Whenever people despair over the sensational and unethical aspects of journalism, Amanda Bright likes to point out what's working in our craft. And that's exactly what she does in the first video contribution to our blog!
October 17, 2016
For the IJEA Blog this week, I am sharing my thoughts about the state of American journalism through video, perhaps as a case in point for all of the creative techniques being used in media today.
Whenever people despair over the sensational and unethical nature of our craft, I like to point them back to what IS working, which we can find in legacy news organizations, emerging media strategies, and of course, scholastic and college-level media.
For more on a few of the ideas mentioned in the video, check out these links, starting with journalists who were interviewed by Neiman Lab and asked what will happen to journalism in 2016. (Let’s see who got it right!)
Also included is NPR’s live annotated fact checking of the first 2016 presidential debate, which was built on their beat system for reporters and was novel for that organization in September of this year. The New York Times was also in fact-checking mode with a handful of live journalists commenting from their opinion and political desks, as well as an army of people dedicated to looking things up AS the candidates asserted them.
A newer trend in convergence is Transmedia Journalism, which is beyond multi-platform to collaboration across institutions. Examples of this can be found in work like The Panama Papers and The Marshall Project. Or, you can take a trip down memory lane with a late-90s version of convergence with the New York Times’ “Bosnia: Uncertain Paths to Peace.”
Finally, the idea for this blog was sparked from The Brookings Insitutions’s take on political media coverage in 2016, which I found, through research, expanded beyond the political coverage to the rest of the craft.
And, as this blog suggests, it’s never bad to remind ourselves of the foundational principles of good journalism through the Society of Professional Journalists Code of Ethics (in case you’ve never read it …).
Thanks for watching!

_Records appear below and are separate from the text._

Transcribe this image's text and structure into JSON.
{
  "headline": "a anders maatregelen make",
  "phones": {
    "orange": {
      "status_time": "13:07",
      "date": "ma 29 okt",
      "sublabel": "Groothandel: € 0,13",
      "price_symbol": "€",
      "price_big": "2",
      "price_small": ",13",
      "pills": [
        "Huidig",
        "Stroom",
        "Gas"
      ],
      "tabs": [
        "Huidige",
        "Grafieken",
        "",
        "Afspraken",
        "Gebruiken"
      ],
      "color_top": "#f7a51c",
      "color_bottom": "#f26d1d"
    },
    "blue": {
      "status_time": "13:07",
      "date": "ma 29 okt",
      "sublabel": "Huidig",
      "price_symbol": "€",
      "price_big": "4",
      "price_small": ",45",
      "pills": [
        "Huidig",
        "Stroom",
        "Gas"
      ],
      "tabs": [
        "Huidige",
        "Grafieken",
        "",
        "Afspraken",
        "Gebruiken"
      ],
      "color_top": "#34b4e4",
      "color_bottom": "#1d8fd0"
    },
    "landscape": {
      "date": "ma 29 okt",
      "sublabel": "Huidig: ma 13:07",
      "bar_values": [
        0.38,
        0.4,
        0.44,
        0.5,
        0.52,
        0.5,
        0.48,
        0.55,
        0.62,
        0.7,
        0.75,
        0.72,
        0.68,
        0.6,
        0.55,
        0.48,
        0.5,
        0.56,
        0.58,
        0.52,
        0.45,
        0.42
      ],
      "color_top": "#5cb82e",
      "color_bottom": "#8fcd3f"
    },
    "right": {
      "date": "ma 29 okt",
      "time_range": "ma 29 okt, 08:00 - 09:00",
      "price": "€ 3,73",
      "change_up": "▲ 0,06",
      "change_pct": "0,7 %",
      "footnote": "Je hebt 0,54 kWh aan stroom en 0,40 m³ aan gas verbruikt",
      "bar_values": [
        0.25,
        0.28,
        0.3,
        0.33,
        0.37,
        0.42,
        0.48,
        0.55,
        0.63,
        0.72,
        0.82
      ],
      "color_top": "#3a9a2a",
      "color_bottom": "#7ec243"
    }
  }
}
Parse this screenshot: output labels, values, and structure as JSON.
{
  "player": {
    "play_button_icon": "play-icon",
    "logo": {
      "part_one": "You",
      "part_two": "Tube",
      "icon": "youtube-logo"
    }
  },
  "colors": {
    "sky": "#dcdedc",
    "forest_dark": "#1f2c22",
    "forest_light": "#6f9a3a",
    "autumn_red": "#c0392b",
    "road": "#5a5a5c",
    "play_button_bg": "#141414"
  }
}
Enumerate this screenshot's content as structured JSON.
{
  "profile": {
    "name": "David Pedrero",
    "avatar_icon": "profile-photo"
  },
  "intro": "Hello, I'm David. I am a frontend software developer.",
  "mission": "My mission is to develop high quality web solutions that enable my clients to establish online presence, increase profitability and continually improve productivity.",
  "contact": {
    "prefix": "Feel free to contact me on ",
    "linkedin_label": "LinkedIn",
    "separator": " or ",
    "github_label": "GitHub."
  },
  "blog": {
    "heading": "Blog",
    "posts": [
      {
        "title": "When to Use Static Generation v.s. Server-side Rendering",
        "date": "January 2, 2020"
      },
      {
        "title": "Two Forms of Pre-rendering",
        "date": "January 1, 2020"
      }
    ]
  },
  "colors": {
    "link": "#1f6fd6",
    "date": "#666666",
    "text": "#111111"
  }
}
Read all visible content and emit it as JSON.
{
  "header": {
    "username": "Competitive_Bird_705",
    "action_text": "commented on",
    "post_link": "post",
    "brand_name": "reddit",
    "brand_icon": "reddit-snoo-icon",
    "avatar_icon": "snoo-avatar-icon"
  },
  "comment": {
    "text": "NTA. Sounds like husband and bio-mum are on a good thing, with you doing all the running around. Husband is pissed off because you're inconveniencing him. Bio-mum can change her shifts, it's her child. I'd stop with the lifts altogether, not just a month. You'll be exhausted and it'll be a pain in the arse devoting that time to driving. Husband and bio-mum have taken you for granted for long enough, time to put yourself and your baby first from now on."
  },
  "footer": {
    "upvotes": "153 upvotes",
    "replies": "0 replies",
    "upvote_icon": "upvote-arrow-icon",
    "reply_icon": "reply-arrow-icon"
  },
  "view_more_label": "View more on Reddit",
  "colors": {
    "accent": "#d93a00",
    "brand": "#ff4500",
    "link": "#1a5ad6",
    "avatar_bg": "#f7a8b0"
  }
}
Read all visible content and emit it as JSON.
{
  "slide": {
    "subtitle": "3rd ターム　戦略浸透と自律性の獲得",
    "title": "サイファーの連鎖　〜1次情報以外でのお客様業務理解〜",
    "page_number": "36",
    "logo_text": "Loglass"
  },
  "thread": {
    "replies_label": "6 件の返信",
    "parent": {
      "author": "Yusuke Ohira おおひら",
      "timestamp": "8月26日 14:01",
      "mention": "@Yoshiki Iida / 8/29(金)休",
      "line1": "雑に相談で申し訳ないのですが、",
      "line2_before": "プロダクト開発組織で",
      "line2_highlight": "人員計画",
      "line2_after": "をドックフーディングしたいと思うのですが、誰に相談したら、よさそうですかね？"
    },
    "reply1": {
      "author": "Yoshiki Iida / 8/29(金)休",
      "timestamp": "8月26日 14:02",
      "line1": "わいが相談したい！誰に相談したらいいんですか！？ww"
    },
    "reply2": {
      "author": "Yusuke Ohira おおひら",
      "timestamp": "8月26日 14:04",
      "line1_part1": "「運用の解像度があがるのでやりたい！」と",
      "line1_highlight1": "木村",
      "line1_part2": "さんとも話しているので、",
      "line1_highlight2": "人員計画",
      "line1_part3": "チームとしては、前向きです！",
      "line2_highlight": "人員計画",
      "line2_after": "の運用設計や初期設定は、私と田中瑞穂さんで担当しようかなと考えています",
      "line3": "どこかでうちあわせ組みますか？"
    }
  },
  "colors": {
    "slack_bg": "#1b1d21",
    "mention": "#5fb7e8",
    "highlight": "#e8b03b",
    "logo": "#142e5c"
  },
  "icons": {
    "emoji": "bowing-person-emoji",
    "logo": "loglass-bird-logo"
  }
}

Amanda Bright taught journalism and advised the yearbook and student newspaper at Mattoon High School from 2008 to 2016. Currently she teaches journalism at Eastern Illinois University and is finishing her doctoral studies in Curriculum, Instruction, and Media Technology at Indiana State University.